Another aspect of user initiated crowdsourcing that might become a problem for companies is the lack of awareness for it. In order to become aware of such initiatives, it is necessary that companies have a very efficient monitoring of Social Media in place. With the help of Social Media monitoring, they can identify such initiatives early enough in order to be able to be prepared and answer in an efficient way to the requests posed by the users." (http://berlinsymposium.org/sites/berlinsymposium.org/files/crowdsourcingenabledinnovation.pdf)
"The example of user initiated crowdsourcing shows that the user is changing and his role in crowdsourcing processes is evolving. From pure solution provider, the user is becoming the initiator of crowdsourcing processes. This process is enabled on the one hand with the communication and coordination capabilities of Social Media but also increasingly by specialized crowdsourcing platforms as CrowdTogether. These platforms are, targeting the end consumer as crowdsourcing initiator. Furthermore, not only the creation of digital goods and information is subject to user initiated crowdsourcing but also crowdsourcing for physical products.
The question now is how companies can take advantage of this new role of users in crowdsourcing. One potential scenario might be as follows: The user in the role of initiator of crowdsourcing can become a new intermediary for companies. Instead of the company initiating, guiding and coordinating crowdsourcing process, this can be outsourced or delegated to lead-users who are able to attract a community and work on the development of the products and services. This kind of relationships is similar to relationships that are currently established by companies and open source software development communities.
The crowd harnessing example shows that besides providing input in especially dedicated crowdsourcing platforms, users are also providing a lot of contributions in form of knowledge, experience, opinions, and statements in various other communication channels which are supporting and enabling a participative user. The question is if this kind of bottom up contribution is relevant enough to be harnessed and the basis for a bottom-up crowdsourcing process based on principles of curation.

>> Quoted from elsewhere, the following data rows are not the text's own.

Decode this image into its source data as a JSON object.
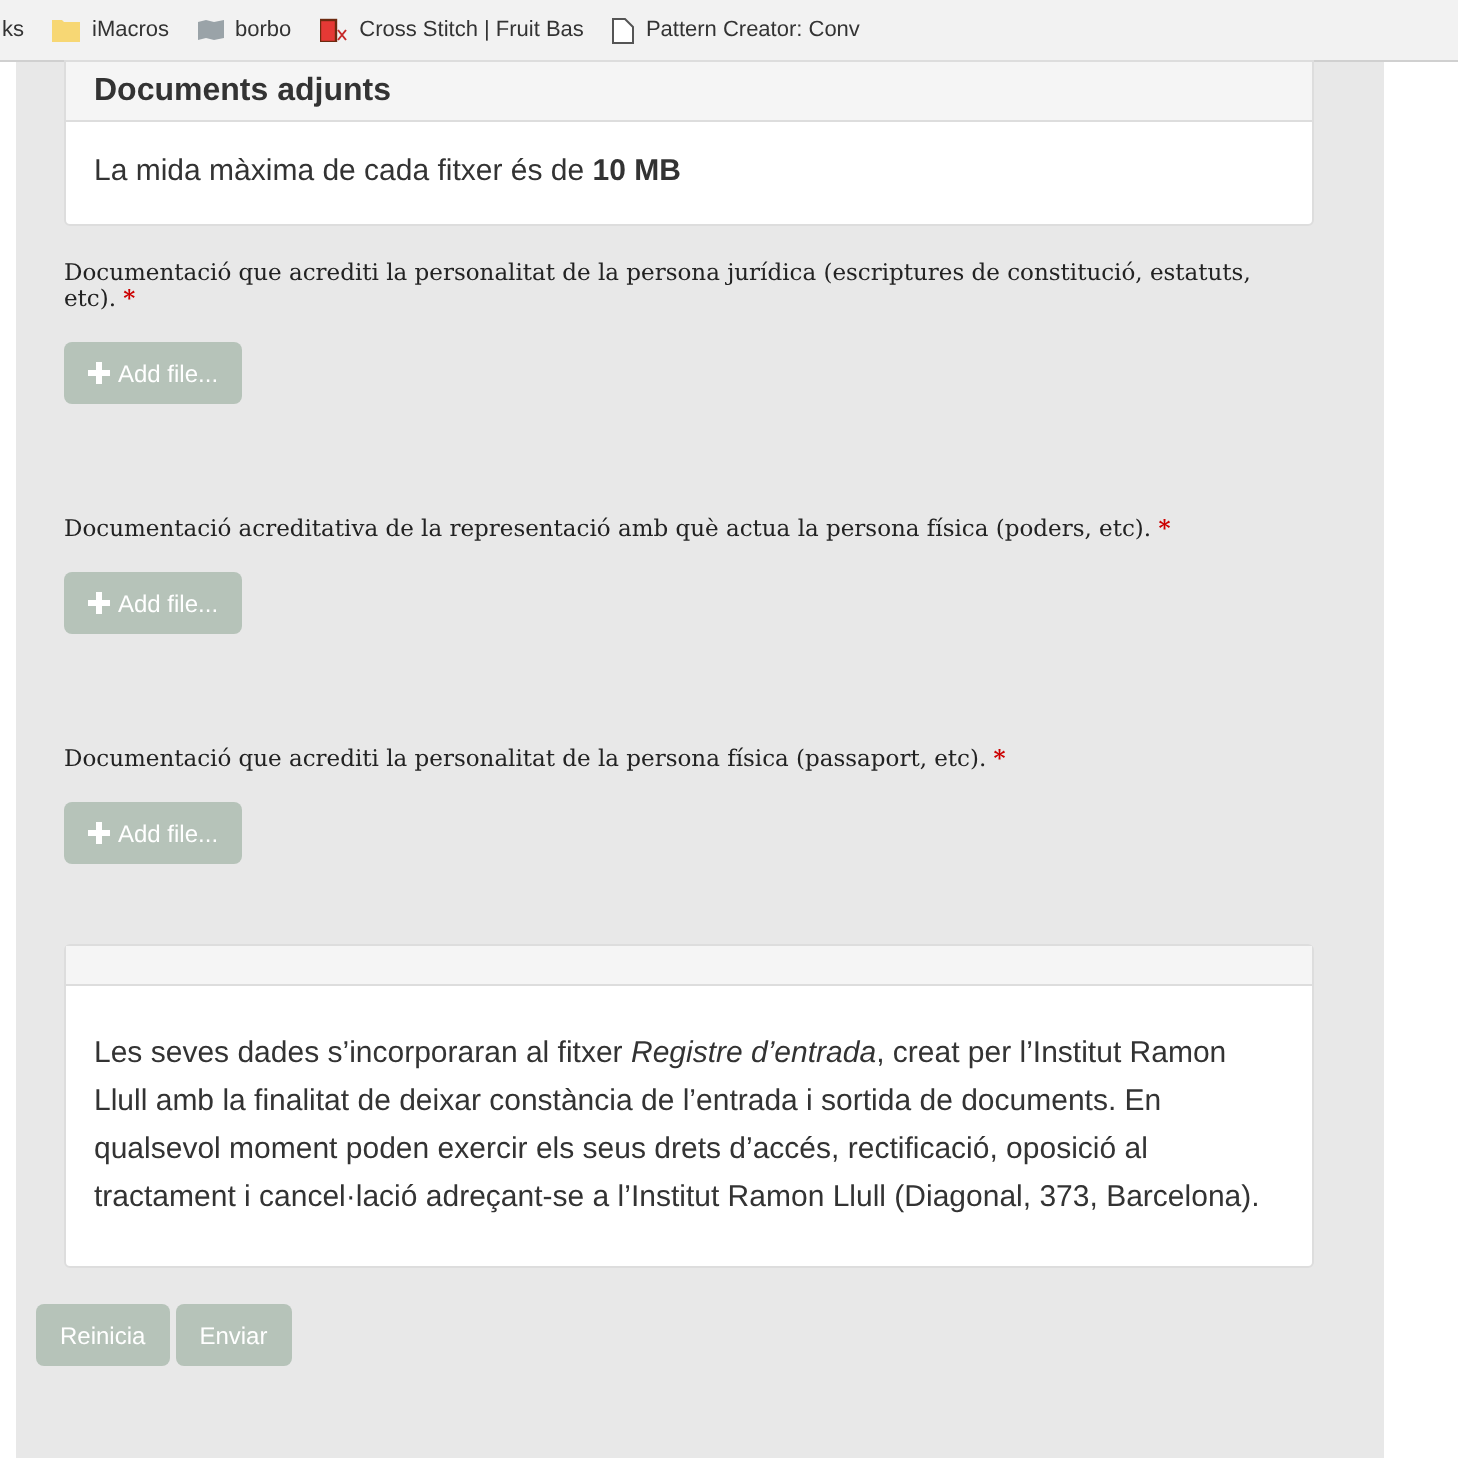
{
  "bookmarks_bar": [
    {
      "kind": "text",
      "label": "ks"
    },
    {
      "kind": "folder",
      "label": "iMacros"
    },
    {
      "kind": "map",
      "label": "borbo"
    },
    {
      "kind": "stitch",
      "label": "Cross Stitch | Fruit Bas"
    },
    {
      "kind": "page",
      "label": "Pattern Creator: Conv"
    }
  ],
  "attachments_card": {
    "title": "Documents adjunts",
    "note": "La mida màxima de cada fitxer és de **10 MB**"
  },
  "file_fields": [
    {
      "label": "Documentació que acrediti la personalitat de la persona jurídica (escriptures de constitució, estatuts, etc).",
      "required_mark": "*",
      "button": "Add file...",
      "disabled": true
    },
    {
      "label": "Documentació acreditativa de la representació amb què actua la persona física (poders, etc).",
      "required_mark": "*",
      "button": "Add file...",
      "disabled": true
    },
    {
      "label": "Documentació que acrediti la personalitat de la persona física (passaport, etc).",
      "required_mark": "*",
      "button": "Add file...",
      "disabled": true
    }
  ],
  "privacy_card": {
    "text": "Les seves dades s’incorporaran al fitxer *Registre d’entrada*, creat per l’Institut Ramon Llull amb la finalitat de deixar constància de l’entrada i sortida de documents. En qualsevol moment poden exercir els seus drets d’accés, rectificació, oposició al tractament i cancel·lació adreçant-se a l’Institut Ramon Llull (Diagonal, 373, Barcelona)."
  },
  "actions": [
    {
      "label": "Reinicia",
      "disabled": true
    },
    {
      "label": "Enviar",
      "disabled": true
    }
  ]
}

Both types of user initiated crowdsourcing are based on a new role of the user and can have new implication for companies and the society." (http://berlinsymposium.org/sites/berlinsymposium.org/files/crowdsourcingenabledinnovation.pdf)